Magellanic Penguins are birds that live in coastal Argentina, Chile and the Falkland islands. They are medium-sized penguins reaching 61–76 cm (24-30 in) tall, weighing between 2.7 and 6.5 kg (6 – 14 lbs), in which males are larger than females. They breed in underground cavities, where they generally lay two eggs. Incubation lasts 39–42 days, a task that the parents both share in 10- to 15-day shifts. The chicks are cared for by both parents for 29 days and are fed every two to three days1.
The purpose of our visit was to put GPS trackers on some parents to find out how far and how deep they go to find food. We also needed to record how many of the chicks will survive at the end of the breeding season. Generally, parents have two chicks but often only one survives2.
What’s it like working with penguins in the wild?
Each person had his or her own task. We would slowly approach the nest and one of us (the most experienced one) would take the male, the second person restraining the female (if both present) while the third person dug in the nest to extract the chicks, measure them and mark them. All of us worked as fast as we could.
My first unexpected surprise was that parents were extremely strong. Their serrated bills, which are adapted to hold slippery fish, were a real danger for our hands. Since our major concern was always the penguins’ safety, we had to do everything as calmly but as fast as we could, so protecting our hands was not a priority. The second unexpected surprise was the penguins’ defense mechanism, which is called “defensive vomiting.”3
Defensive vomiting is a mechanism used by several animals to scare-off attackers or predators. We discovered that not only parents knew how to make us flinch, but the chicks also joined in on their vomiting act. After visiting the first two nests, I realized that this work was not for people with sensitive stomachs.
Our three-day experience continued just like that. Since we were in a protected penguin sanctuary, there was no real accommodation for humans. The island belonged to the penguins and we had no facilities besides our tent to clean ourselves properly.
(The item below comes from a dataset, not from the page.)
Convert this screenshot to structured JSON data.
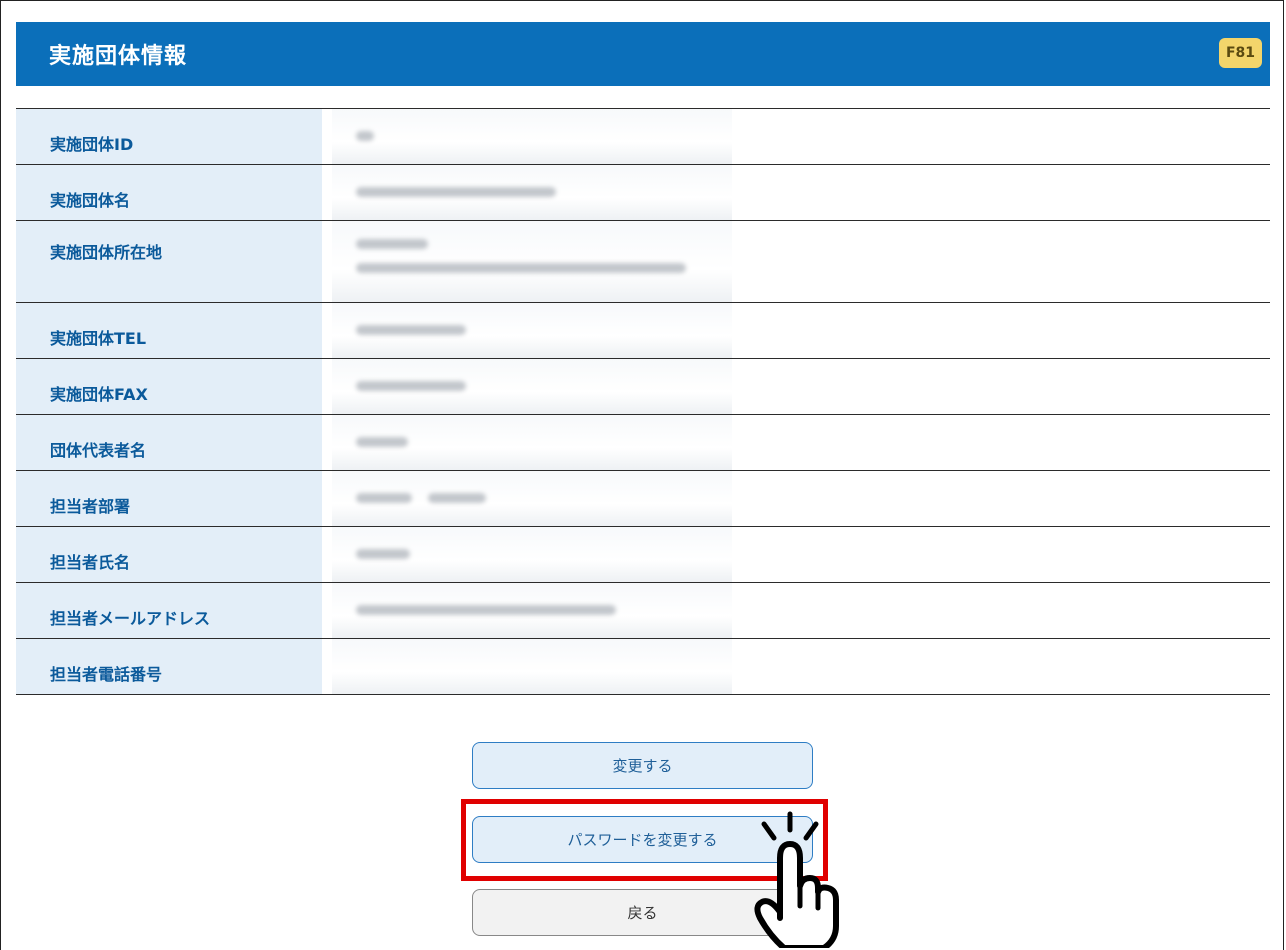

Those were the “fishiest” days I had to endure in my entire life. Although it was summer, temperatures were close to zero degrees Celsius (32 F), so that was just one more factor restraining us from dipping in the ocean which looked more and more inviting the dirtier we got.
And those penguins never stop making noise!
In the summer, penguins have limited time to breed, so they do not stop their activities. Even when it’s dark, they continue calling their partners as they return from foraging. This means that there is a constant loud concert of hundreds of penguins when you are trying to sleep.
I think those days were the hardest, smelliest days of fieldwork that I have had in my whole career. Despite all the challenges, however, it was amazing to experience such an adventure. We were fortunate to access such a plentiful colony. Magellanic Penguins are protected species and not everyone is lucky to look inside their lives. At times we were so smelly and covered with dirt, that in a certain sense, we felt part of the colony.
What do you think about Magellanic Penguins, their lives, and more? Are they your favorite penguin? If not, what is? Would love to hear what you think, what you learned, and more!
Visit our other recent blogs to read more about penguins:
2. Scioscia, G., Rey, A. R., & Schiavini, A. (2016). Breeding biology of Magellanic Penguins (Spheniscus magellanicus) at the Beagle Channel: interannual variation and its relationship with foraging behaviour. Journal of Ornithology, 157(3), 773-785.